CSV import of a TM
Use Olifant to open a TMX file, copy all rows (this is actually a great tip for converting a TMX file to a columnar format with just a couple of clicks) and paste to Excel. You can change column headings in Excel. From Excel you have to export as unicode .txt file if you want the procedure to work.
Advanced HTML import procedures
Balázs Kis from Kilgray explains how the standard HTML filter in memoQ will not make some HTML attributes editable (e.g. IMG titles). As a workaround, you can use Import file as… and use the XML import file to specify how every single tag should be treated, so any tag attribute can be made editable. Interestingly, the XML files is always used, behind the scenes, when you import an HTML file using the standard settings.
Bilingual formats managed by memoQ
.TTX (you need to pre-segment TTX files before importing them into memoQ. Unless the file is pre-processed this way, there’s no guarantee that it will work when opening the file in TagEditor). Here’s where the option is located in Trados:
.SDLXLIFF, containing lots of Trados-specific metadata. You can process this type of file in memoQ, but some metadata (like segment status) will not be preserved.
.RTF multi-columnar export, allowing to use other tools or a word processor for reviewing the translation.

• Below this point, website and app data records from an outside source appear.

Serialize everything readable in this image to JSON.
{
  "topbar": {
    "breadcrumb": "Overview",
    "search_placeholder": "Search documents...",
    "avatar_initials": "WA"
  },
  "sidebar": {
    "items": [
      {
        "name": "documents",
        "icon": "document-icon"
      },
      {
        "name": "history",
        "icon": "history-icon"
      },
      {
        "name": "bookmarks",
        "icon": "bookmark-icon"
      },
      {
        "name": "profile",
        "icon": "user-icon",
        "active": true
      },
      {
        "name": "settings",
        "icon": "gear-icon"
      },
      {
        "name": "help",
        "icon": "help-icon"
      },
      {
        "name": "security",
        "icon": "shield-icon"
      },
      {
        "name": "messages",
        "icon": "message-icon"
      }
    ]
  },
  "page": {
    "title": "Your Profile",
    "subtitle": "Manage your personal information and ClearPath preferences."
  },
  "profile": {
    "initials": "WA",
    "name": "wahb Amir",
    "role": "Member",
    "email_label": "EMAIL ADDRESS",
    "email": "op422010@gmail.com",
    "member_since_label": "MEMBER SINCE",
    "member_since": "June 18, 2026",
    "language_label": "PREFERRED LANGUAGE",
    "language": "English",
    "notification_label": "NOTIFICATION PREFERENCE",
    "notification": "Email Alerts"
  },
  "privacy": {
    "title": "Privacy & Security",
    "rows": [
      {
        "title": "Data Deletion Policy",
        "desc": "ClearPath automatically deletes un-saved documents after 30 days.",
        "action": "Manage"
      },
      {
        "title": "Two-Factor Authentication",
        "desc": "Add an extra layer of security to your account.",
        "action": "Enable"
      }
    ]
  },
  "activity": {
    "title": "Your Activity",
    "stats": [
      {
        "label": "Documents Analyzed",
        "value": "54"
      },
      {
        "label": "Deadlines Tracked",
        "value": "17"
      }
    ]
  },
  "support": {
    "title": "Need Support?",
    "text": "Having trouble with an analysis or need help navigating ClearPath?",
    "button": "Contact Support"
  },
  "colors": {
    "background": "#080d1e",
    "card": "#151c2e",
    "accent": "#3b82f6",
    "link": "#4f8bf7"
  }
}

This feature allows the project manager to create an offline project and send handoff packages (containing all the resources needed for carrying out the project, i.e. term bases, translation memories, non-translatables, etc.). If you assign different files to different users, memoQ will create as many packages as the number of translators, and include the translator’s name in its file name. The packages can contain TMX files if the translators have to work offline, or a .TMI file, which is a reference to the server TM, for server-based projects.